#### [Task prompt]
Search the records below for the word "selected". Pull out each line that has it.

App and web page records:
□ □ □ □
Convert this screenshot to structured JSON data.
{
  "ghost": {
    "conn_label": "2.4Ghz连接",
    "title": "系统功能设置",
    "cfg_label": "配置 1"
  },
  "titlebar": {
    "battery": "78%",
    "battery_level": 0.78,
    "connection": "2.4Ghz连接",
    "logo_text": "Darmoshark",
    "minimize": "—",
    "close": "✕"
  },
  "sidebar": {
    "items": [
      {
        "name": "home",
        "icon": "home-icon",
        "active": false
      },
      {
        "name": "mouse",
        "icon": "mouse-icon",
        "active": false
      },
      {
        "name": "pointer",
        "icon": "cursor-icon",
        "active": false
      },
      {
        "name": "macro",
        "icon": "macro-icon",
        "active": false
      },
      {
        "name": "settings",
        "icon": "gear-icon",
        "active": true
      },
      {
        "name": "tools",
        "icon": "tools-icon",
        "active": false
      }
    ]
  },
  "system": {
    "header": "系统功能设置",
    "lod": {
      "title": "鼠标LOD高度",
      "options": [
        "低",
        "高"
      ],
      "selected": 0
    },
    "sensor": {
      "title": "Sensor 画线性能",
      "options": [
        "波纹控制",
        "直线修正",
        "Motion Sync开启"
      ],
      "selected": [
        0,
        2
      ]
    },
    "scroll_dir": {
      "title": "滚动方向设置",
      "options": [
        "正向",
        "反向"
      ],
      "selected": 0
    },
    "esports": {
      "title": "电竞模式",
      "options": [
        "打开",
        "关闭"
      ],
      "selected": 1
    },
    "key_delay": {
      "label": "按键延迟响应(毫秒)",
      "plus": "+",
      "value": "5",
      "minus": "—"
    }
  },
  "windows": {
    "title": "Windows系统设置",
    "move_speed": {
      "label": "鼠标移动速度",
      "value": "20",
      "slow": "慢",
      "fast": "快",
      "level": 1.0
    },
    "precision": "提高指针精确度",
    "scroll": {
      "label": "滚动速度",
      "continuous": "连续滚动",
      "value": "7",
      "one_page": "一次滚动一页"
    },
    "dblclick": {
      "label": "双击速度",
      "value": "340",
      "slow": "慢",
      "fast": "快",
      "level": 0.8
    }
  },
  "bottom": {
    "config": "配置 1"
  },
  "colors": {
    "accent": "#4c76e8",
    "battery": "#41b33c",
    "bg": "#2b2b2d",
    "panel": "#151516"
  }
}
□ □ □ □
#### [Completed exercise]
      "selected": 0
      "selected": [
      "selected": 0
      "selected": 1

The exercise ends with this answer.